Someone told Jerry that there was a pilot over at Reese Airbase, a Major by the name of Forrest Fenn and if Jerry could wait two months Forrest Fenn would be back from Vietnam and surely he would be interested in buying one. Jerry added Forrest’s name to his list of hopefuls.

Nearly two months went by when Jerry heard the news that Forrest and his F-100 had been shot down and he might not be heading home. Jerry added a question mark after Forrest’s name on his still incomplete list.

In 2010 Gail House was reminiscing about her late husband Jerry and his friendship with Forrest. She remembered when Forrest arrived back home from Vietnam. ”The morning of the 26th, our phone rang and it was Forrest Fenn. A helicopter had picked him up not long after he was shot down, and because he was due home, he took the next Red Cross plane back.”

For his part, Forrest wanted to make sure Jerry didn’t scratch him off the buyer’s list. He wanted that muzzle loader.

“When Jerry got the call from Forrest, we were stunned,” Gail recalls. “Jerry went over that day, and they formed a real friendship.”

At the time, Forrest had started a part-time business in his garage where he was casting small bronzes for artists. Jerry was intrigued. More-so when Forrest told Jerry he could make a handsome $10 an hour doing this kind of work. That was the egg that Jerry later developed into his own foundry, House Bronze.

Forrest recalls that he was thrilled with his new black powder gun. “Jerry and I knew how to load it: measure the powder and pour it down the barrel. Then tamp some wadding in. The round bullet was next, just roll it down the barrel. More wadding was added to keep the bullet from rolling out if you tilted the gun down.”

They really wanted to shoot the thing because neither had done that before as Forrest remembers, “The problem was that we didn’t have any bullets. After looking around for a minute I found some old chewing gum that one of my young daughters had placed on the kitchen counter. It was dried and hard. I remember having to force it down the barrel with the ram-rod that came with the gun. Are you ready for this? Jerry took the first shot and that glob of chewing gum went clear through a 1” board in my back yard fence.
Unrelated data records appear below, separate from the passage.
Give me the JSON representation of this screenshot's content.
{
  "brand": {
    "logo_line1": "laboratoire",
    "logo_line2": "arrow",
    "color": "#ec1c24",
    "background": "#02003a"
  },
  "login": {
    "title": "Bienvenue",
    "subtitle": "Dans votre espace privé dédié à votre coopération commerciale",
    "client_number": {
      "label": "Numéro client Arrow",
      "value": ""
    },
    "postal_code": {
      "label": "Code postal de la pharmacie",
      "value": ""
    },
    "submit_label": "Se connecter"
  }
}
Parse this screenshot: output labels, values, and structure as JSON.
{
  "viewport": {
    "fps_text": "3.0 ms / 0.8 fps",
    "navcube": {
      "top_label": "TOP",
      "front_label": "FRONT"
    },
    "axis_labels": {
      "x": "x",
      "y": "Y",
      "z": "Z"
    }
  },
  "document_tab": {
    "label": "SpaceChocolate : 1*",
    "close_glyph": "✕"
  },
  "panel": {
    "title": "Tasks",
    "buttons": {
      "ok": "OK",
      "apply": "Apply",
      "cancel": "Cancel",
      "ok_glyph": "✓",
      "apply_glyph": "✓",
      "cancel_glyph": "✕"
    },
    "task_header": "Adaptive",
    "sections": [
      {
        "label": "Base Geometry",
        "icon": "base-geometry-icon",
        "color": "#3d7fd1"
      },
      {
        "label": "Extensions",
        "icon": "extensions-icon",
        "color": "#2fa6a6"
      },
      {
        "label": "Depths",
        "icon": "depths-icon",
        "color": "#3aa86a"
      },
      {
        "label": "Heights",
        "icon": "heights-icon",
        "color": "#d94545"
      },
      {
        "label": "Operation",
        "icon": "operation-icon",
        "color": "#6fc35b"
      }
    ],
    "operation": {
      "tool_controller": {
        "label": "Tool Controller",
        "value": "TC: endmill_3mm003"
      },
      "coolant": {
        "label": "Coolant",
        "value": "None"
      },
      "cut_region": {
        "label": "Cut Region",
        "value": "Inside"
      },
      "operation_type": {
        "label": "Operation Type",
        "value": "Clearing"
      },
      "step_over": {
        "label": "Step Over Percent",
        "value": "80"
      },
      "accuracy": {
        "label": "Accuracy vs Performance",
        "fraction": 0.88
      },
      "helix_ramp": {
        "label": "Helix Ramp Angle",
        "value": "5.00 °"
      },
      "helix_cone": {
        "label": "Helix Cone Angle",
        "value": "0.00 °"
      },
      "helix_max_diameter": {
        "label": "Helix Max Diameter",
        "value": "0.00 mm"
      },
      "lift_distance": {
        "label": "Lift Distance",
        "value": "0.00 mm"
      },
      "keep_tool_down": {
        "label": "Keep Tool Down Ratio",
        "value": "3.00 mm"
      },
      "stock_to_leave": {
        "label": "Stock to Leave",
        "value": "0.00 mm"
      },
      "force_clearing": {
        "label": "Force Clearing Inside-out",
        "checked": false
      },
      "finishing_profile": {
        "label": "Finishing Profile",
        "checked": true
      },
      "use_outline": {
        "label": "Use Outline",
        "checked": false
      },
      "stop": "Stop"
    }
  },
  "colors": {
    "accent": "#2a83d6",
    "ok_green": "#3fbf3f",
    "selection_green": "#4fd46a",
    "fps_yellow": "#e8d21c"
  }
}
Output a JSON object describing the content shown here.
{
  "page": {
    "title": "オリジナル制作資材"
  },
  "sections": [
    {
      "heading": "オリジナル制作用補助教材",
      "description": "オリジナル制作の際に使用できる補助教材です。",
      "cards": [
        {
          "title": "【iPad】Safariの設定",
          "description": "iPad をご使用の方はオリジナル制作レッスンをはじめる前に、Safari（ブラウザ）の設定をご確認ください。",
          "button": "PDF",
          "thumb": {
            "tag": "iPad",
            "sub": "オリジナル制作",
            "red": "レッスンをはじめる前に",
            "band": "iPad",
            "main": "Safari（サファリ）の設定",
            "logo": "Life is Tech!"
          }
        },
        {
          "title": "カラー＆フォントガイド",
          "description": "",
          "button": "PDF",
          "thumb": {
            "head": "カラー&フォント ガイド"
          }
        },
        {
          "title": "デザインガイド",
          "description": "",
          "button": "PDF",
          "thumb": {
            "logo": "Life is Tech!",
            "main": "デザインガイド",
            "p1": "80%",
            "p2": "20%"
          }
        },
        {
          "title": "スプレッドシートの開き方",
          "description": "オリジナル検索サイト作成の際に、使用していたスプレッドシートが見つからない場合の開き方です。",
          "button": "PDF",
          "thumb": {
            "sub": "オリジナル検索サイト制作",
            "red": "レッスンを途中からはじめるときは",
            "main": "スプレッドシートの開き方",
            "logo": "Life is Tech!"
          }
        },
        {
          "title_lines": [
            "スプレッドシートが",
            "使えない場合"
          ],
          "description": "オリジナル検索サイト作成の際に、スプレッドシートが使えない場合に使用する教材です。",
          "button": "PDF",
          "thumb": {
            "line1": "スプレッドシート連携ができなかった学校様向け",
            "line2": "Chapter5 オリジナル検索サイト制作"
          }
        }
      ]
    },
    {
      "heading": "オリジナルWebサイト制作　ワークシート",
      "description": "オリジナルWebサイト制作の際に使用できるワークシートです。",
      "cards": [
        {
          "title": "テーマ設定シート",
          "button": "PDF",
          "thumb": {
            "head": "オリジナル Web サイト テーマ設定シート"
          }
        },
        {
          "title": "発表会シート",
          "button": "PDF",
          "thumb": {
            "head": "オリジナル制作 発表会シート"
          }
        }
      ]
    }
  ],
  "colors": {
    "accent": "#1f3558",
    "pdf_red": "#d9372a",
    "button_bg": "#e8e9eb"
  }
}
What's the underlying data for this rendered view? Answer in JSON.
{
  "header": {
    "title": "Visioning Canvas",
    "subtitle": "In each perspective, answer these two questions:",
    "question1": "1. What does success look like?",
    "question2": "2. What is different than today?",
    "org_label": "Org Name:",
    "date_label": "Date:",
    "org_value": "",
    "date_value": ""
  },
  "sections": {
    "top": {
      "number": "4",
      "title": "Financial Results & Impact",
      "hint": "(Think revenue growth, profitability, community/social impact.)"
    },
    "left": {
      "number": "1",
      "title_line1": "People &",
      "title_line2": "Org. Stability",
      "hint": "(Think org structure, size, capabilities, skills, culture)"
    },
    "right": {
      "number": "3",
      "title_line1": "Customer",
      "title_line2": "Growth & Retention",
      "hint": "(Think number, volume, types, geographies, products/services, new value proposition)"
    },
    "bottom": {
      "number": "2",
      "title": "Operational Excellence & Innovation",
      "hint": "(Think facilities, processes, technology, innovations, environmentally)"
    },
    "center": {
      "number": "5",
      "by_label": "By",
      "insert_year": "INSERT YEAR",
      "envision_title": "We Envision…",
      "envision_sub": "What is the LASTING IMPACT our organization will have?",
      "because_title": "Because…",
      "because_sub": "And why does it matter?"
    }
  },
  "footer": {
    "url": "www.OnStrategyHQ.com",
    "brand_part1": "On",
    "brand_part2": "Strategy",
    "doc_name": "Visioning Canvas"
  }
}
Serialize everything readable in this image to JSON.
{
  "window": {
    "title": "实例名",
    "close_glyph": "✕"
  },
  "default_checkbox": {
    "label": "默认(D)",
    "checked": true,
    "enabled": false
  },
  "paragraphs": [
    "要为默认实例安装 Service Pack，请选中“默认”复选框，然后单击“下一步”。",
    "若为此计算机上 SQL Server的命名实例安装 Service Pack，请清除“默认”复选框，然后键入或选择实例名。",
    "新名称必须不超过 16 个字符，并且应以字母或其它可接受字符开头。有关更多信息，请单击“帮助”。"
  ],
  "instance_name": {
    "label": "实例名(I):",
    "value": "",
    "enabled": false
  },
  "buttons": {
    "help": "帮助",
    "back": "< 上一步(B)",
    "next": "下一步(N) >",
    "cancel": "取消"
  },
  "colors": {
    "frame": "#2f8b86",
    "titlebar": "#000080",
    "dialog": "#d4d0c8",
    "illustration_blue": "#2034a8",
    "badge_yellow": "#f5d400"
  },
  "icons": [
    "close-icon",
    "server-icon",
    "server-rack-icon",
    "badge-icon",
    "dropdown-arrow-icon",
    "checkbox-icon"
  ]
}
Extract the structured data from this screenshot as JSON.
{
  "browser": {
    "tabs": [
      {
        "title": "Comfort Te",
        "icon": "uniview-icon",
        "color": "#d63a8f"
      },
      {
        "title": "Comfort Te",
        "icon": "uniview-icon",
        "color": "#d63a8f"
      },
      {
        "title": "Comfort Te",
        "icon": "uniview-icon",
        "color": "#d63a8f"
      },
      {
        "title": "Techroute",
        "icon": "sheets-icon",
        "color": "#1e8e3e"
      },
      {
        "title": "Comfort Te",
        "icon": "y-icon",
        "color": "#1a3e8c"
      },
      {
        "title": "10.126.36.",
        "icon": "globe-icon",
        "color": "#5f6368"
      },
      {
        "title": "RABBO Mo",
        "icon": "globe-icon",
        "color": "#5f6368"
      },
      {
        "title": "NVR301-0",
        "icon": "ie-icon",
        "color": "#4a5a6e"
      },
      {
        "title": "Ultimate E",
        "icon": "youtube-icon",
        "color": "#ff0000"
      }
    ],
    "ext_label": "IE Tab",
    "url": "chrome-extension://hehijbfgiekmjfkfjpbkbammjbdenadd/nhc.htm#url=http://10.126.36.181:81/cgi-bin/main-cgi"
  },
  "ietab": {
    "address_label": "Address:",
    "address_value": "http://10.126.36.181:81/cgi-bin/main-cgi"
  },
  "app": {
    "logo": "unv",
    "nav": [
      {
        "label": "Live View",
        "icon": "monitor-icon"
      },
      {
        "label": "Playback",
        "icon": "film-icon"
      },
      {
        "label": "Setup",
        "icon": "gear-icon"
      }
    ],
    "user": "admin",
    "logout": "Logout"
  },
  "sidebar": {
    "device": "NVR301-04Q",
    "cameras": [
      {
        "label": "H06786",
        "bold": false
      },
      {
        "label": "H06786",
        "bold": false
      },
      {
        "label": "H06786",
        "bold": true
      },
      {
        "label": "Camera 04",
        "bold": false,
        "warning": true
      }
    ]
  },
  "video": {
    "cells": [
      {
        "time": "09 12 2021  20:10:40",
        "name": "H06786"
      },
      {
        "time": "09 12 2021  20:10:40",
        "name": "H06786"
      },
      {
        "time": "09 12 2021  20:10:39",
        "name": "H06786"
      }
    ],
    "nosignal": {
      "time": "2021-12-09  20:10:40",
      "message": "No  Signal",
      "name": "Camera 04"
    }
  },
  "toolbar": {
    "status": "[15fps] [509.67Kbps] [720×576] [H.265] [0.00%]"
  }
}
We couldn’t believe it and Peggy couldn’t stop laughing.”

So now it was Forrest’s turn to shoot and he put a small rock down the barrel and shot at the fence. “When the powder ignited our close proximity went black with smoke that chased my wife into the house. You are not going to believe this, but that little pebble came out of the barrel in pieces, and each one was impaled in my fence. There must have been 6 or 7 pieces. Jerry and I talked about that for a long time and considered telling the Army about our newly discovered secret weapon.”

The camaraderie lasted well beyond their first muzzle loader experience. “Jerry was a lot of fun. One of his legs was 2” shorter than the other, so he wore a shoe with an elevated sole. He bragged about it keeping him from being drafted. One thing you never did with Jerry, and that was to call him on the phone between 12:00 and 12:15 because that was when Paul Harvey was on the radio. Jerry was a fanatic about that guy, and he got me started listening. Paul, Jerry, and I had something in common. We were good, conservative, patriotic, American citizens.”

After awhile, Forrest moved his foundry out of his garage, hired some help and started Fenn Bronze on the outskirts of Lubbock. “Jerry used to come see me in my foundry, which was just a few blocks from where he worked. After a while he started helping me work waxes and get them ready to pour in bronze. He liked it, and was soon on my payroll. It wasn’t long before he knew the business as well as anyone.”

After Forrest moved to Santa Fe, in 1972, Jerry opened his own casting studio with his wife Gail in Lubbock called House Bronze and did very well for 38 years.

Jerry and Forrest kept in touch. He was still working long hours at House Bronze and probably making considerably more than $10/hr when he died in 2009.

You can read more about Forrest’s “Bronze Years” on this blog in Forrest’s Scrapbooks:

https://dalneitzel.com/2014/12/29/scrapbook-one-hundred-twenty-two/
https://dalneitzel.com/2014/11/02/scrapbook-101/